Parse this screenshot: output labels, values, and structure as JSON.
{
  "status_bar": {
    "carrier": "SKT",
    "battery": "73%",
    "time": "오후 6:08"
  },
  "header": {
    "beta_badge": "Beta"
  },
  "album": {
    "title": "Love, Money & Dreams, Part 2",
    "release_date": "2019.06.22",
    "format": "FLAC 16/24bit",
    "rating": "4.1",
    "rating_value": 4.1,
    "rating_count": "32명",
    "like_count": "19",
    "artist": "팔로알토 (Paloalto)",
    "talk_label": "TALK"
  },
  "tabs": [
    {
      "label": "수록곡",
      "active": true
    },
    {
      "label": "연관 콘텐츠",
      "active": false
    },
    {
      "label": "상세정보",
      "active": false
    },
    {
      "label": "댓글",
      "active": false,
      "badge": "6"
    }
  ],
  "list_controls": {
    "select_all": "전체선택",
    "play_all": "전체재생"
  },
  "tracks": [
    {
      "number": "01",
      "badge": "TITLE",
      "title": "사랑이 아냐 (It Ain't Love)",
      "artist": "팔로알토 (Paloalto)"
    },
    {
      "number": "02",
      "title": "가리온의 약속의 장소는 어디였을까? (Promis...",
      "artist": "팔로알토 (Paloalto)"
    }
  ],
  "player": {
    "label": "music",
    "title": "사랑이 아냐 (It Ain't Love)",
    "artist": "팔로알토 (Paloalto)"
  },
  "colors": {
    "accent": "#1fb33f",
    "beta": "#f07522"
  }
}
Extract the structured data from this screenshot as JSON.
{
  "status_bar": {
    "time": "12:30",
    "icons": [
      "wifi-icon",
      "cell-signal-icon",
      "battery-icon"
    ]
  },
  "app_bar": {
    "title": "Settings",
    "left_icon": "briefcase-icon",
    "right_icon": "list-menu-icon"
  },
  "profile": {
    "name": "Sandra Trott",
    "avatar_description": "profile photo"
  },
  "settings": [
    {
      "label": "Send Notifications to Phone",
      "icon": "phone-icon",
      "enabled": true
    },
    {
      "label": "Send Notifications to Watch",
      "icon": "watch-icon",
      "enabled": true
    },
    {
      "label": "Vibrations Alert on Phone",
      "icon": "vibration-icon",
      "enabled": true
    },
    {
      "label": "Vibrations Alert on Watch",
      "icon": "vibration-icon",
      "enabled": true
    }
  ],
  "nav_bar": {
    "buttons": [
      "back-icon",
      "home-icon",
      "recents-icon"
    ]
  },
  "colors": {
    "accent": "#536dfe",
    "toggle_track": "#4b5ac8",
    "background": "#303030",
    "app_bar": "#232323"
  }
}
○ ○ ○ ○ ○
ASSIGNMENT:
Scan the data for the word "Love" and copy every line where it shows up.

RESULT:
    "title": "Love, Money & Dreams, Part 2",
      "title": "사랑이 아냐 (It Ain't Love)",
    "title": "사랑이 아냐 (It Ain't Love)",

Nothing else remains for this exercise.